An article in the BU SPH Student Insider highlighted the findings of a recent paper authored by EBRG doctoral student Deb Watkins. The paper, published in Environmental Health Perspectives, found an association between levels of PBDEs in office dust and PBDEs in hand wipe and serum samples taken from study participants. According to Watkins, this was the first peer-reviewed paper to link the levels of PBDEs on people's hands to levels in their blood. The findings suggest that increased hand-washing may limit PBDE exposures. Other BUSPH researchers on the project included Drs. Mike McClean, Tom Webster, Janice Weinberg, and Alicia Fraser.
Drs. Mike McClean and Tom Webster recently co-chaired BFR 2011: The 12th Workshop on Brominated and Other Flame Retardants. Researchers, industry representatives, and policymakers convened at Boston University on June 5th -7th to take part in a flame retardant policy panel discussion, poster social, and two days of oral presentations on topics ranging from analytical chemistry to epidemiology. Research highlights included presentations on the identity and levels of new flame retardants in infant products, ecologic impacts on bird eggs, children’s exposure to flame retardants, and human health effects including disruption of thyroid hormones. The meeting also featured a keynote address by Dr. Ron Hites of Indiana University titled “New, Newer, and Newest Flame Retardants in the Environment.”
The Brominated Flame Retardant (BFR) workshops were started to bring together scientists and other parties investigating the environmental and health effects of polybrominated diphenyl ethers (PBDEs). The workshop expanded this year to encompass the growing number of alternative flame retardants, including non-brominated compounds.
EBRG Nicaragua Study Featured in ASPH 's Friday Letter
Friday, 10 December 2010 20:59
An article featuring the Exposure Biology Research Group's work on the study of an epidemic of chronic kidney disease in Nicaragua was recently featured in the "Friday Letter", a weekly online publication of the Association of Schools of Public Health (ASPH):
Thousands of people in northwestern Nicaragua are dying from chronic kidney failure, and there are no apparent causes for the epidemic.
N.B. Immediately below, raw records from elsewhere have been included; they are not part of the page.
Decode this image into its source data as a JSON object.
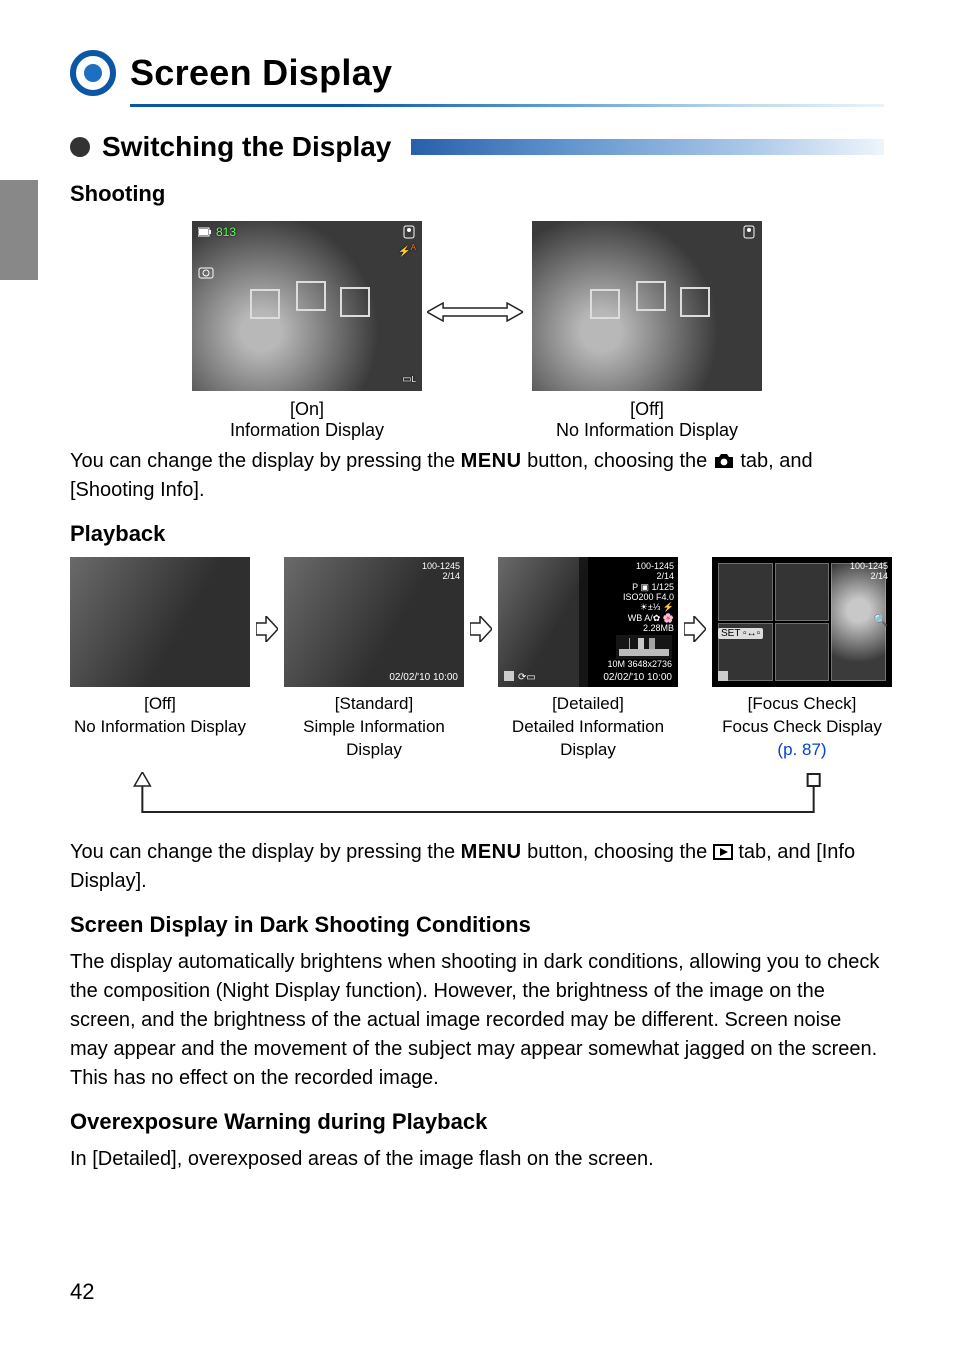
{
  "page_number": "42",
  "title": "Screen Display",
  "section": "Switching the Display",
  "subheads": {
    "shooting": "Shooting",
    "playback": "Playback",
    "dark": "Screen Display in Dark Shooting Conditions",
    "overexp": "Overexposure Warning during Playback"
  },
  "shooting_modes": {
    "on": {
      "label": "[On]",
      "desc": "Information Display"
    },
    "off": {
      "label": "[Off]",
      "desc": "No Information Display"
    },
    "hud": {
      "battery_shots": "813"
    }
  },
  "body": {
    "shooting_para_pre": "You can change the display by pressing the ",
    "menu_word": "MENU",
    "shooting_para_post": " button, choosing the ",
    "shooting_para_end": " tab, and [Shooting Info].",
    "playback_para_pre": "You can change the display by pressing the ",
    "playback_para_post": " button, choosing the ",
    "playback_para_end": " tab, and [Info Display].",
    "dark_para": "The display automatically brightens when shooting in dark conditions, allowing you to check the composition (Night Display function). However, the brightness of the image on the screen, and the brightness of the actual image recorded may be different. Screen noise may appear and the movement of the subject may appear somewhat jagged on the screen. This has no effect on the recorded image.",
    "overexp_para": "In [Detailed], overexposed areas of the image flash on the screen."
  },
  "playback_modes": [
    {
      "label": "[Off]",
      "desc": "No Information Display"
    },
    {
      "label": "[Standard]",
      "desc": "Simple Information Display"
    },
    {
      "label": "[Detailed]",
      "desc": "Detailed Information Display"
    },
    {
      "label": "[Focus Check]",
      "desc": "Focus Check Display",
      "link": "(p. 87)"
    }
  ],
  "preview_overlays": {
    "standard": {
      "counter": "100-1245",
      "index": "2/14",
      "date": "02/02/'10    10:00"
    },
    "detailed": {
      "counter": "100-1245",
      "index": "2/14",
      "lines": [
        "P  ▣   1/125",
        "ISO200   F4.0",
        "☀±⅓  ⚡",
        "WB A/✿   🌸",
        "2.28MB"
      ],
      "res": "10M 3648x2736",
      "date": "02/02/'10    10:00"
    },
    "focus": {
      "counter": "100-1245",
      "index": "2/14",
      "set": "SET"
    }
  }
}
Currently, an interdepartmental team of Boston University (BU) School of Public Health researchers is investigating possible underlying reasons for this trend.
The disease has, essentially, been a death sentence once you get it," said BUSPH researcher Daniel Brooks, an associate professor of epidemiology who leads the group. We don't often have public health epidemics [where] we really have no idea what the cause is. In this case, that is the situation.
To date, the BU School of Public Health team has conducted studies on everything from the work processes used at NSEL, to the agrichemicals used on crops, to screening water samples for contaminants known to cause chronic kidney disease. Nothing, so far, has been shown to explain the excess occurrence of chronic kidney disease.
Learn about this interdisciplinary public health research project from the perspective of BUSPH researchers who are investigating the epidemic, a Nicaraguan health professional who is working in the affected community, a World Bank representative who is overseeing the conflict between a Nicaraguan sugarcane company and an organization of former workers with chronic kidney disease, and an expert in conflict engagement who is mediating the complex dialogue process that is central to the investigation of this epidemic.
This research forum is sponsored by the BUSPH Research Committee and is intended to spotlight active interdisciplinary research projects at BUSPH. Lunch will be provided for the first 80 attendees. This event is free and open to the public.
BUSPH Faculty & Students Attend September 2010 Dioxin Conference
In addition, professor Tom Webster joined nearly 150 scientists in signing a statement which raises concerns about the occurrence, toxicity, and efficacy of a major class of chemicals used as flame retardants in a wide array of consumer products. The statement and an accompanying editorial were published in the peer-reviewed journal Environmental Health Perspectives (EHP). For more information please see the BUSPH Insider article on this statement.